He got to the point where he was so paranoid about what he might do when he was high or what others might do that he started getting high alone.  He says that he does not understand what makes some people strong enough to beat addiction while others just cannot seem to, but everyone is different.  Every once in a while, he will remember a funny thing that happened while he was high and laugh and laugh.  For Jack, it seems like he was almost an expert at the lifestyle – it was not living on the streets that was hard, just what he had to give up to be there.
Jack’s art work at his west side apartment.

Occasionally, he would spend the night at his daughter’s house and see his two granddaughters.  He credits his grandchildren as at least half of the reason why he was able to beat his addiction. 

“Look, Daddy, you can’t come here like this,” his daughter told him one night.  “Your granddaughters are old enough to know, and they shouldn't have to see you like this.” 

He shares a story about waking up one day in a crack house.  There was a radio evangelist talking in the background as he walked out, and one thing the evangelist said galvanized him: “God gave everybody a talent, but if you don’t use it, you will lose it.”

Five years have passed since Jack kicked his addiction.  After a heated argument between Denyce and Jack one day, he walked out of the thrift store and did not come back for over a year.  When he did return, he was clean.  A lot of people give up on you when you’re an addict, Jack explains, but Denyce never turned her back on him. 

Right now, Jack is working on a painting of a snowy egret for Denyce, an avid bird-lover. 

 Jack Lane is a local artist and former client of the Community Kitchen.  His works are on display at the Bethlehem Center and he is planning an art show for May 2013 at the Chattanooga Convention Center.   Jack volunteers at least once a week at the Consider the Lilies Thrift Store.

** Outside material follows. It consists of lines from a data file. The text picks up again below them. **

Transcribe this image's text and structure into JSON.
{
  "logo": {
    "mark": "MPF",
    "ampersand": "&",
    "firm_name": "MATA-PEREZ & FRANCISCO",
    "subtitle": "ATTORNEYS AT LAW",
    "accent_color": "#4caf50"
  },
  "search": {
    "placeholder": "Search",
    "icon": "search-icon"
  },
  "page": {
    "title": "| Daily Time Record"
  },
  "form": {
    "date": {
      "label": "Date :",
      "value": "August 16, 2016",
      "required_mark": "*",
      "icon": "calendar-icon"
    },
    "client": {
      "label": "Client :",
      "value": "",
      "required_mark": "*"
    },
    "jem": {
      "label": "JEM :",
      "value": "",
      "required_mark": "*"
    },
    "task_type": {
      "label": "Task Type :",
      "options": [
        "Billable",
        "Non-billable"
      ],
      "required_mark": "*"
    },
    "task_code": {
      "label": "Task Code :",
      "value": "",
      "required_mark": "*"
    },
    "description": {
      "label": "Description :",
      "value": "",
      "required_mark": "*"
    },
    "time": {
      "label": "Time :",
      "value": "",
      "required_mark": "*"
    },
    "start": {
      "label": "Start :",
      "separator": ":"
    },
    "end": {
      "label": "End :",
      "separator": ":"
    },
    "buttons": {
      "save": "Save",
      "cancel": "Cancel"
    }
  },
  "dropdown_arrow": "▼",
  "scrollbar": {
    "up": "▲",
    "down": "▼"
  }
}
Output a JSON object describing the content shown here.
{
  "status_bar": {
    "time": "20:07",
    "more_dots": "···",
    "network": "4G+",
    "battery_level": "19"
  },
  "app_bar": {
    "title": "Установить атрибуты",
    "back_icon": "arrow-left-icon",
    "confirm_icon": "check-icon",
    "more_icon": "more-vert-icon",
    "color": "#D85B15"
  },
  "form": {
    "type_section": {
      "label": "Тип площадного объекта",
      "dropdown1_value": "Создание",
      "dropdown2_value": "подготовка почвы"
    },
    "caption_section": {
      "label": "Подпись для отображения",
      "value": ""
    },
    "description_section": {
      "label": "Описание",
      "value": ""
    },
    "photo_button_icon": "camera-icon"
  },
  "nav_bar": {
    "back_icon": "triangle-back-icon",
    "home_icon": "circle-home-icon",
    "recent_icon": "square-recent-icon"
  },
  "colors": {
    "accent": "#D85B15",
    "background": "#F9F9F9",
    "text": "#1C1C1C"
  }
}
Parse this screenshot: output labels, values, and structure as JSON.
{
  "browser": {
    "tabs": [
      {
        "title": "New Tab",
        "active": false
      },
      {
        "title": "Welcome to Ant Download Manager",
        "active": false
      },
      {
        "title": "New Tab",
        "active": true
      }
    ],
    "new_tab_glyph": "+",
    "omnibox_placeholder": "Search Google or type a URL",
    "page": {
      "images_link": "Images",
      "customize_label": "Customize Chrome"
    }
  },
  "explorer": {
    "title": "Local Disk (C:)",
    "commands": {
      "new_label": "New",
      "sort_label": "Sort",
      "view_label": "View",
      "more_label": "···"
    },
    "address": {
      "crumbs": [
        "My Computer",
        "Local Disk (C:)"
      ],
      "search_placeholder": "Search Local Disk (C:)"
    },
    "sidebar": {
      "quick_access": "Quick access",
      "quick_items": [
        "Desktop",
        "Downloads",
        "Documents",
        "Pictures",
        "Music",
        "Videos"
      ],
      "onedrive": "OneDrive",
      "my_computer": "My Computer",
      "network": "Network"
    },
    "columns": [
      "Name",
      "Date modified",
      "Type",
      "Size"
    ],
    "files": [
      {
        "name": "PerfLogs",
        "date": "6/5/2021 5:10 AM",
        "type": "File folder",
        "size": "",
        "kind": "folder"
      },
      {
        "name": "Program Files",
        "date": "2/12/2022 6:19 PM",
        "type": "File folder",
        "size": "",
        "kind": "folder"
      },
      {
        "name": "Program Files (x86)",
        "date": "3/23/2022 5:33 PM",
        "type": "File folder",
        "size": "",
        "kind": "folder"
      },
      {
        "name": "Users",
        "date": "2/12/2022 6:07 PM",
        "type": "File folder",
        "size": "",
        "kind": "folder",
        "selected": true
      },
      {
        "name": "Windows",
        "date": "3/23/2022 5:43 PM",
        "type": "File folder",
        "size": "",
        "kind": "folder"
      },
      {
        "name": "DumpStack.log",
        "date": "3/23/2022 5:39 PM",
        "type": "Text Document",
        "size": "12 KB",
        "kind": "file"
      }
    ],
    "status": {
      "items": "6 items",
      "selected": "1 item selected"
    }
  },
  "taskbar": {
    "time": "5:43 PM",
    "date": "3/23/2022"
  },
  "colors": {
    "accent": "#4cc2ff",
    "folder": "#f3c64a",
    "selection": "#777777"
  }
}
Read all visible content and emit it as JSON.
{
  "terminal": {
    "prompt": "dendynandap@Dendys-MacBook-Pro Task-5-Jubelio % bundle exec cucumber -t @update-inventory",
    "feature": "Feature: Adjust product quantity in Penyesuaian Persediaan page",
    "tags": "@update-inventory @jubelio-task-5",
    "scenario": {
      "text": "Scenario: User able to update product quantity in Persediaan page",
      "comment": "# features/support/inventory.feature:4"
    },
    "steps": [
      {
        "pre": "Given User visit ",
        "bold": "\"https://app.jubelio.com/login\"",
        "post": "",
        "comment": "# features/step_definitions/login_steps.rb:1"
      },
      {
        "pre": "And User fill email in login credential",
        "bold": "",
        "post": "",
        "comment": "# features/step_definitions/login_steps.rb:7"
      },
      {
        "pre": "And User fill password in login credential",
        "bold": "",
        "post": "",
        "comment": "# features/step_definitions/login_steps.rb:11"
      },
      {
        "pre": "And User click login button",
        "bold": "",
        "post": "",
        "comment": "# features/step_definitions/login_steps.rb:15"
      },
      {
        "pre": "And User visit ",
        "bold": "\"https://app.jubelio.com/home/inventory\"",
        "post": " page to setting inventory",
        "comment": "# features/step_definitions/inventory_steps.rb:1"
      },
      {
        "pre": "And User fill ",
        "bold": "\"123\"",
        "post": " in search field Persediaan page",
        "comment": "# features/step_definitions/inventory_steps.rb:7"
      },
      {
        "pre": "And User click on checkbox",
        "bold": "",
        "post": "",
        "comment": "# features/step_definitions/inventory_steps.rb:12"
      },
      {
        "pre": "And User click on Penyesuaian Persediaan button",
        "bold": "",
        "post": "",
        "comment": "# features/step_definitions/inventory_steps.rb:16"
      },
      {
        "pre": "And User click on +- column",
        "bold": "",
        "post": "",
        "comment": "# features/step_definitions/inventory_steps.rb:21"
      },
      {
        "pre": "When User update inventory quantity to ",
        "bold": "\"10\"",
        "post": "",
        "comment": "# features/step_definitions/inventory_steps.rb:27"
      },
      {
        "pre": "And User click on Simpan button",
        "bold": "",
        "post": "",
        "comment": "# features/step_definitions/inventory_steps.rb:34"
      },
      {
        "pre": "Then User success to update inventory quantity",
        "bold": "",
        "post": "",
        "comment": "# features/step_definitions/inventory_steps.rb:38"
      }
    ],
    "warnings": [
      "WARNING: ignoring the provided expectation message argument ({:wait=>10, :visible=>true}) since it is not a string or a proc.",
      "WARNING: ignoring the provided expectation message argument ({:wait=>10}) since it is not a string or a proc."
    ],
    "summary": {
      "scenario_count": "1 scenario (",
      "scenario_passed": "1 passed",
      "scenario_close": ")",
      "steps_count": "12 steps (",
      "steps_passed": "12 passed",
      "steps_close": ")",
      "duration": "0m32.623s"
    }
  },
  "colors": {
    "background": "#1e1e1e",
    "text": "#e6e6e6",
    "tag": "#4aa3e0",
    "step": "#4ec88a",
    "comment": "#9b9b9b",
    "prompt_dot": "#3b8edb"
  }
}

Friday, April 5, 2013

It's all in the feet

The Chattanooga Community Kitchen’s Foot Care program was featured in today’s edition of the Chattanooga Times Free Press!  The article, Foot Care for the Homeless, highlighted the value of the program given the particular challenges that the homeless experience with their feet. 

As the article notes, when Brother Ron Fender came to us in 2002, he created a special program inspired by the ancient, Biblical tradition of washing a guest’s feet as a sign of hospitality when they enter one’s home.  The program evolved as we began to see foot care as a vital component to homeless health care as well as an incredible indicator of greater problems like diabetes and gout.

Many of the homeless carry all of their earthly belongings on their backs day-in and day-out as they trek across the city to access services, go to work, and find a safe place to sleep.  If you also consider that they often do not have access to good, supportive shoes and that the homeless are also at higher risk than the general population for infection or diseases like diabetes, we are so glad to have UTC nursing students come out and perform this incredible service! 

Last year, the Foot Care program cared for the feet of more than 200 individuals thanks to our incredible volunteers from UTC.

Learn more about the program here.  Help out by donating one of the items indicated in the TFP article